Andy’s story is typical.
2007: Andy Converts a House into a Small Office
“In 2007 I converted a small house into a commercial structure for our data recovery company. There was a first and second mortgage, and I am still current on the first,” he wrote.
“Around 2009 when things fell apart in real estate, the company servicing my second just vanished! I tried mailing and even wiring payments, but everything came back. I was unable to discover who to pay.
“Earlier this year a letter from a law firm in Florida arrived, claiming to represent a company that had purchased my second mortgage, stating that I was in default, demanding payment in full or they would foreclose and take my office!
“How can this be? What do you recommend?”
A Real Estate Attorney Explains What Happened
I ran Andy’s situation by Hanford, Calif., real estate attorney Ron Jones who is “far more familiar with these situations than I would like to be, as they are terrifying to people who are suddenly at risk of losing their home.”
He explained the how and why this is happening, so many years after the Great Recession.
“Zombie second mortgages step out of the past, haunting property owners, and threatening their ability to remain in their home or commercial building,” Jones says, describing two common situations where this occurs:
Situation No. 1: Years after a bankruptcy
“Many property owners were under the impression that by including the second mortgage in a bankruptcy they were no longer responsible for it. They keep the first current, but stopped paying on the second. In reality, the lender still has a lien against the property. Mortgage debt (secured debt) generally is not dischargeable through bankruptcy. You do not own the home free and clear. You are not off the hook for the mortgage.
“So, no payments? Whoever owns the mortgage has the right to foreclose unless you pay it off or negotiate an acceptable restructuring.”
Situation No. 2: The lender has disappeared and you can’t make payments
“As strange as it sounds, the fact that you were unable to keep payments on the second current does not mean that the money isn’t owed. It is owed.”
Why Is This Happening Now, All Across America?
We can all recall the tsunami of foreclosures and prices of homes and commercial property falling off the face of the planet from the crash. As the value of their homes fell well below what was owed, many people just walked away.
“During those years, holders of second mortgages did not foreclose due to falling home values and little equity in the property,” Jones notes.
“Today, prices of real estate have recovered to pre-crash levels and in some instances, even higher. Whereas a second mortgage had little practical value years ago, now it is very valuable and worth trying to enforce, giving a successor mortgage holder a “winning lottery ticket,” enabling them to potentially own the property encumbered by the mortgage.”
I asked Jones, “But what explains Andy’s situation? It just seems so unfair. Here, he was trying to pay, but could not locate anyone to take his money, and then, blam, he’s threatened with losing the property. What happened? Who are these guys anyway?”
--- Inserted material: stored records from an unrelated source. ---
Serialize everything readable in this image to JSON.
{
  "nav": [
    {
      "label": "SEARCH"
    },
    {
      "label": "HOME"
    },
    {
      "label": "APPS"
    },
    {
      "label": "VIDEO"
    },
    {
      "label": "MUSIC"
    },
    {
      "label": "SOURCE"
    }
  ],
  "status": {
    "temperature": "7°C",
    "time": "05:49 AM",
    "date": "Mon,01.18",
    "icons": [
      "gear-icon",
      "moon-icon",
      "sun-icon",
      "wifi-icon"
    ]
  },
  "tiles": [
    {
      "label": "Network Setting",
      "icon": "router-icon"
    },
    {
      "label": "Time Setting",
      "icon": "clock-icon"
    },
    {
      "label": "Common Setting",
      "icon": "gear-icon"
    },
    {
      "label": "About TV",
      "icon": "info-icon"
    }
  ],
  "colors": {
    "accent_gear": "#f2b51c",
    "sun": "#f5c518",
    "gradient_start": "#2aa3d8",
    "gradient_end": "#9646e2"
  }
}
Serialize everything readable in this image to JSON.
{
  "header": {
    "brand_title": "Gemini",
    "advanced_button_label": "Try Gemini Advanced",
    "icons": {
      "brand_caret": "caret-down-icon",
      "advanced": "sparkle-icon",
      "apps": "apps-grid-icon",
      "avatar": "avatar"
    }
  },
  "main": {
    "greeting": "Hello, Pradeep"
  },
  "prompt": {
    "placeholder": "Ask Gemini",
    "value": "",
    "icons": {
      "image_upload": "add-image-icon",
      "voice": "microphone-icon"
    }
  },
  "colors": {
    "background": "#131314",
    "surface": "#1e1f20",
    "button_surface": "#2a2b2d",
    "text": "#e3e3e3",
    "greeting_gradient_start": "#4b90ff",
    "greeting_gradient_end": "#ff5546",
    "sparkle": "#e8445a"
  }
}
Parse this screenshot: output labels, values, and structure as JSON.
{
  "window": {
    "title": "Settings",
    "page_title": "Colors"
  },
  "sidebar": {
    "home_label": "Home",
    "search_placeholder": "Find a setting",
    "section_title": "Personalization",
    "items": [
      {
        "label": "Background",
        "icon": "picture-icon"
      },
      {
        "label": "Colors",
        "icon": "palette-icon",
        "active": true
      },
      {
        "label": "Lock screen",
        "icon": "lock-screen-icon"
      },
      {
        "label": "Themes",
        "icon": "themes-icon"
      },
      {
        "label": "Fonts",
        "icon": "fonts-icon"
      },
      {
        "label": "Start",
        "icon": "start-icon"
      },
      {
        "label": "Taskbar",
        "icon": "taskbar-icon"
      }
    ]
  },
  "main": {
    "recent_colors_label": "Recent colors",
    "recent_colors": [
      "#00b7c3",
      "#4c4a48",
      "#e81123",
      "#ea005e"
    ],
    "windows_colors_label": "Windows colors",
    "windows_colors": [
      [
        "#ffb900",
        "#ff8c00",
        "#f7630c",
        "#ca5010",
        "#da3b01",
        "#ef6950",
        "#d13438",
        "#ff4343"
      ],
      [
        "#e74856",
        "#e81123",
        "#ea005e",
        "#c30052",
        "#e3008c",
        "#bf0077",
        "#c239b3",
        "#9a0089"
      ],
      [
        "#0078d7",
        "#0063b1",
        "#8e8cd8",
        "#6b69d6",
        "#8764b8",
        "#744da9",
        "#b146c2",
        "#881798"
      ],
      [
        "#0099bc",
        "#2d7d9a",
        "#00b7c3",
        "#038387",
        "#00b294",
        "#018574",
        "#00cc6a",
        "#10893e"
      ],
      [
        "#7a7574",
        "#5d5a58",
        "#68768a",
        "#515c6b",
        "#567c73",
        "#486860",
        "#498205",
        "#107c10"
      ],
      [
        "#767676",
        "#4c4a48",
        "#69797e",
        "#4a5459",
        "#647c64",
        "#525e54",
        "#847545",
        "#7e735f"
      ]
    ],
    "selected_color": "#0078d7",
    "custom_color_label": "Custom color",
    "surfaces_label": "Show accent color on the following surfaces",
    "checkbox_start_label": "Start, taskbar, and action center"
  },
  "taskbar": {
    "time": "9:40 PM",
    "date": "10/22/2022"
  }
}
Meet the Zombie Mortgage Debt Buyers
I’ve written about “zombie consumer debt,” where so-called “uncollectible/written off” accounts are purchased by a debt buyer, for cents on the dollar, who then goes about trying to collect from a consumer. It is a hugely profitable, murky business.
Attorney Jones explains that the same thing happens with mortgage debt that is in default:
“Assets of a defunct lender are purchased for pennies on the dollar by one of these debt buyers. So, if $100,000 is owed, the debt buyer might pay 4% to 10% of that amount and gets the opportunity to collect $100K. Many describe this as legalized extortion. I concur.”
So, if you are in a similar position as Andy, what should you do? Jones recommends:
- Contacting the customer service department of a title or escrow company. They have extensive resources on mortgage companies that have failed and might be able to locate who to pay.
- Federal lending agencies, such as Fannie Mae and Freddie Mac, also have information on lenders and their successors.
- Create a special savings account and deposit each month the same amount you would have paid on the mortgage. That way, when zombies show up, you have negotiating ability.
- Immediately contact a real estate attorney. Don’t handle this on you own!
Attorney at Law, Author of “You and the Law”
After attending Loyola University School of Law, H. Dennis Beaver joined California’s Kern County District Attorney’s Office, where he established a Consumer Fraud section. He is in the general practice of law and writes a syndicated newspaper column, “You and the Law.” Through his column he offers readers in need of down-to-earth advice his help free of charge. “I know it sounds corny, but I just love to be able to use my education and experience to help, simply to help. When a reader contacts me, it is a gift.”